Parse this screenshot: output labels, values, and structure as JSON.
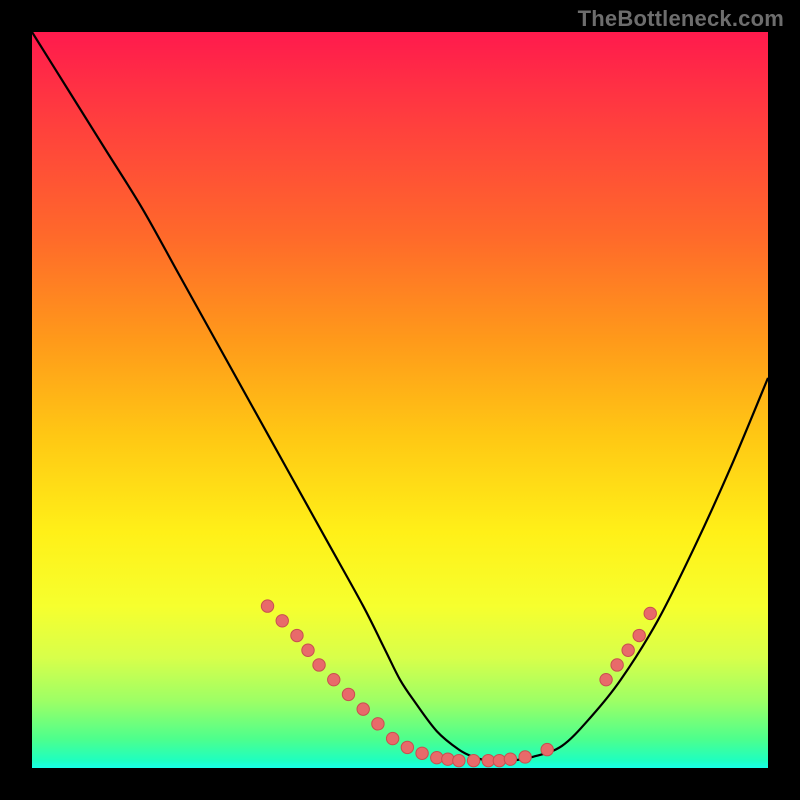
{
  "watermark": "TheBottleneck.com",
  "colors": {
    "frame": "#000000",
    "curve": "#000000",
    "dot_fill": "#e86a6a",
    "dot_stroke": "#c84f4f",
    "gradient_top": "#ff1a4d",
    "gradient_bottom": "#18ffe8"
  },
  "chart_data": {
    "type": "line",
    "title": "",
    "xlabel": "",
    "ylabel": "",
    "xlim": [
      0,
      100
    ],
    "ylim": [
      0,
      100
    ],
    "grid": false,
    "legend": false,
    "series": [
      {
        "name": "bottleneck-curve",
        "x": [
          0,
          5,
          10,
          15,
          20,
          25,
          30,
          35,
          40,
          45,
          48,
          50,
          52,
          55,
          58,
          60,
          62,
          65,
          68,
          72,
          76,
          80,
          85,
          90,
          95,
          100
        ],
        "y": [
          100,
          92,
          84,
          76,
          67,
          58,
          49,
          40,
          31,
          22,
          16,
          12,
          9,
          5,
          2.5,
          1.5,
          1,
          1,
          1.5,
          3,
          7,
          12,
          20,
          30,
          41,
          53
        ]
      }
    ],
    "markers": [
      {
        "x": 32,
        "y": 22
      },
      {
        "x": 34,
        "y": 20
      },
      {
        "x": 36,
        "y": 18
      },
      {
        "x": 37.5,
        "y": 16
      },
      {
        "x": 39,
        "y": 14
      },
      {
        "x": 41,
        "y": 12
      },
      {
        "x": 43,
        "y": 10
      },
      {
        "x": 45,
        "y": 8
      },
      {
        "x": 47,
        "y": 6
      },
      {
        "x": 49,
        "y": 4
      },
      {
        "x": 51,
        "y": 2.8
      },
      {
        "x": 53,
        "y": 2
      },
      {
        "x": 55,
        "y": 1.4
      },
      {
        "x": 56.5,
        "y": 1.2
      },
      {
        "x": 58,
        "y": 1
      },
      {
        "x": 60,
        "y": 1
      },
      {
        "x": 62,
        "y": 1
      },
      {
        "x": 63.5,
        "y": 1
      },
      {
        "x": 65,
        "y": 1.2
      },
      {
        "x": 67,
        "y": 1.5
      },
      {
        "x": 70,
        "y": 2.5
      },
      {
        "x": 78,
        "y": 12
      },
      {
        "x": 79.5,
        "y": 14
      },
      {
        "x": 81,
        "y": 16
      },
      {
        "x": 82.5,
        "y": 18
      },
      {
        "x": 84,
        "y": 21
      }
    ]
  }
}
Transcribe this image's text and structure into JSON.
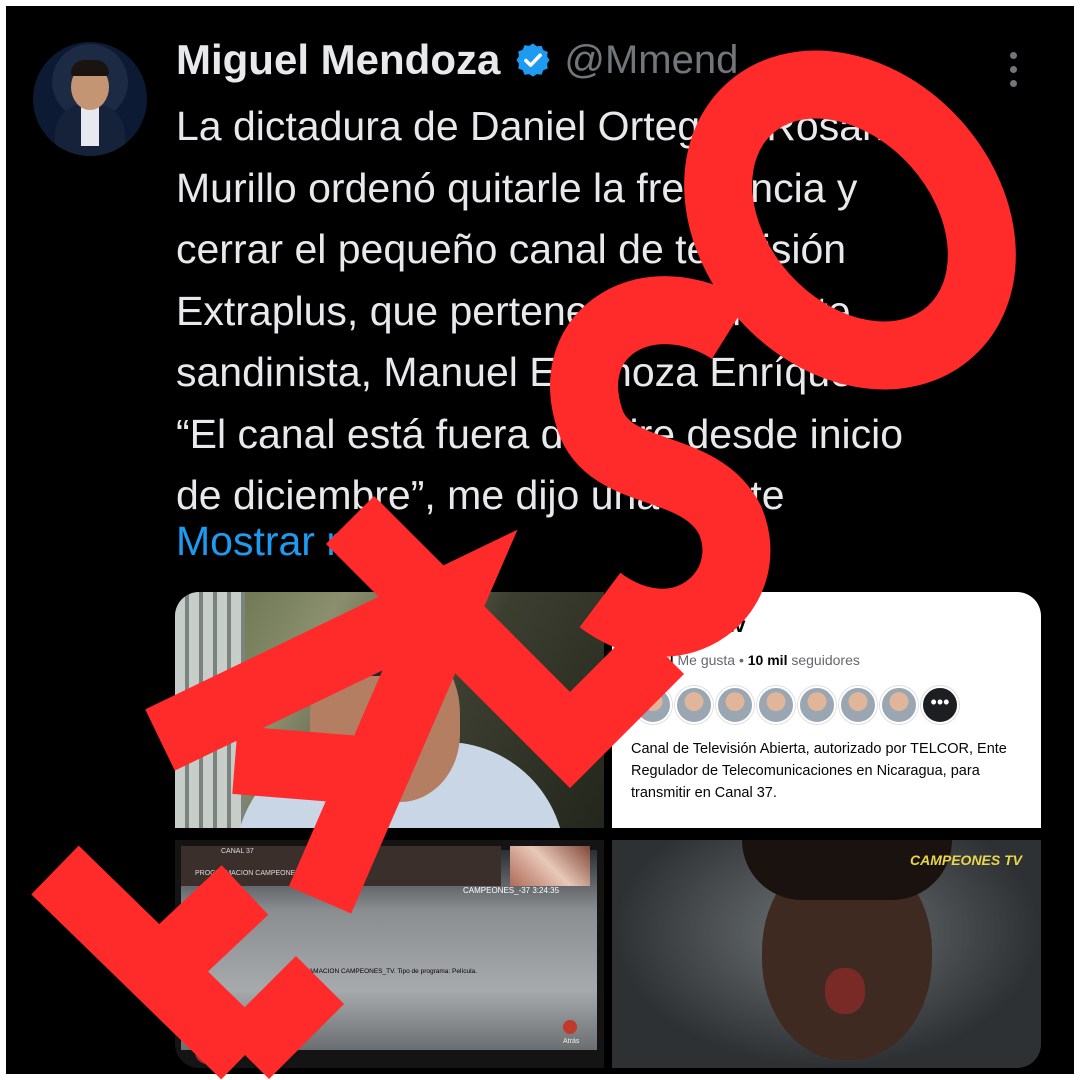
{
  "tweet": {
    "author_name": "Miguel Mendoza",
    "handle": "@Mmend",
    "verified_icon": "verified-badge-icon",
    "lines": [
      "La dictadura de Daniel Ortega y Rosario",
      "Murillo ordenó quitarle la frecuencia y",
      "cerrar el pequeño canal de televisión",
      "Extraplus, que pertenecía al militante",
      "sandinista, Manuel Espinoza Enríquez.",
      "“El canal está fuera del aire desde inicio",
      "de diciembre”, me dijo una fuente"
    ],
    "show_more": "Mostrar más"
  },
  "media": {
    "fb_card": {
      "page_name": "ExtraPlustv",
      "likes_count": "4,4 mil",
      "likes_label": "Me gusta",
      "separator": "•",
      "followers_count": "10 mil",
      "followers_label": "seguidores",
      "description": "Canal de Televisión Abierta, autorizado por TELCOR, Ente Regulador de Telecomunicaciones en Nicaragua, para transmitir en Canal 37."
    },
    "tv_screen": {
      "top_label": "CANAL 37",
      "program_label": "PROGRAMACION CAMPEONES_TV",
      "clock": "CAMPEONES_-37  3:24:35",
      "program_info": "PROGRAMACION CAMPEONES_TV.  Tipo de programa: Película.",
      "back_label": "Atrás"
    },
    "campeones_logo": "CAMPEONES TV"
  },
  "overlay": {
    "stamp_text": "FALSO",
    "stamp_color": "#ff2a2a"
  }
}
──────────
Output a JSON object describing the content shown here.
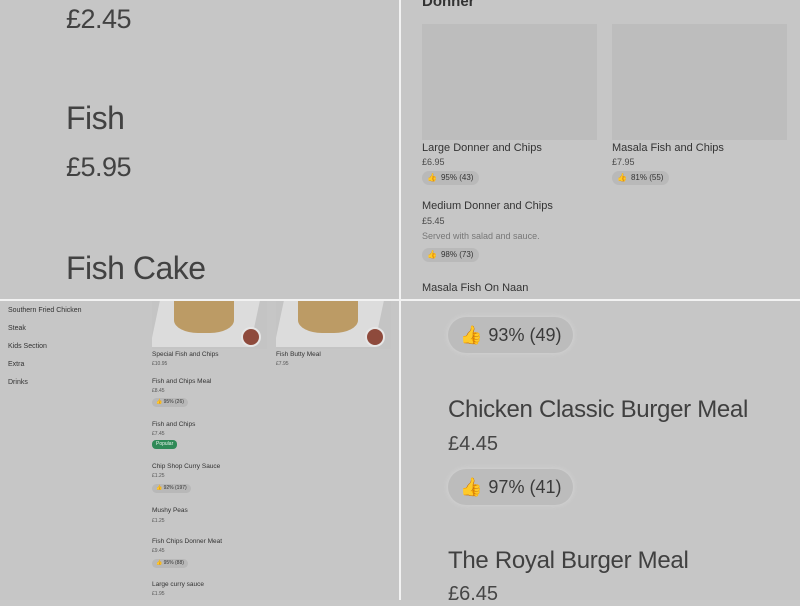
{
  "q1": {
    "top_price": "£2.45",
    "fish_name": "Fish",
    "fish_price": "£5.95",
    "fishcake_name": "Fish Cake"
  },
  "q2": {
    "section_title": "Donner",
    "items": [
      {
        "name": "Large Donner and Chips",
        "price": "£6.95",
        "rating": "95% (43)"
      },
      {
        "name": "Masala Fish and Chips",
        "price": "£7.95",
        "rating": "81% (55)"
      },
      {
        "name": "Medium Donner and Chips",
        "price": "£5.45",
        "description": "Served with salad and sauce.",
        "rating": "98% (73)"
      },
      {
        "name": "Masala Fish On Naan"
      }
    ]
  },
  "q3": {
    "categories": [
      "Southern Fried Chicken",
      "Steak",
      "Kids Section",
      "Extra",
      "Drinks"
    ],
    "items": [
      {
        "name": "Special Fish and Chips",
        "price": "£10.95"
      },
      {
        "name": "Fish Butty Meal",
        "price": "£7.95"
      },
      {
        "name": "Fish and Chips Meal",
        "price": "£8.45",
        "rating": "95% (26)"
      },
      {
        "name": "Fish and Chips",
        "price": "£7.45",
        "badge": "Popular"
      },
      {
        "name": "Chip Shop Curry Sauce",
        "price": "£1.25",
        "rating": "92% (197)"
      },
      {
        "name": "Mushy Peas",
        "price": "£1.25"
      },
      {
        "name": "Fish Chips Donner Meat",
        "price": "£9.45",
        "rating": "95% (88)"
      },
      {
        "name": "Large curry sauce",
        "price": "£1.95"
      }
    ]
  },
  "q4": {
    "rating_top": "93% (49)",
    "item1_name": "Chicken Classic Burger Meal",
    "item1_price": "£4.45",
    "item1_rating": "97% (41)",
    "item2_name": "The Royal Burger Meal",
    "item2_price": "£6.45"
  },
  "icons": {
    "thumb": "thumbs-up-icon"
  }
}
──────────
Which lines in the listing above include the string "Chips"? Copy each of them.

ANSWER BOX ::
        "name": "Large Donner and Chips",
        "name": "Masala Fish and Chips",
        "name": "Medium Donner and Chips",
        "name": "Special Fish and Chips",
        "name": "Fish and Chips Meal",
        "name": "Fish and Chips",
        "name": "Fish Chips Donner Meat",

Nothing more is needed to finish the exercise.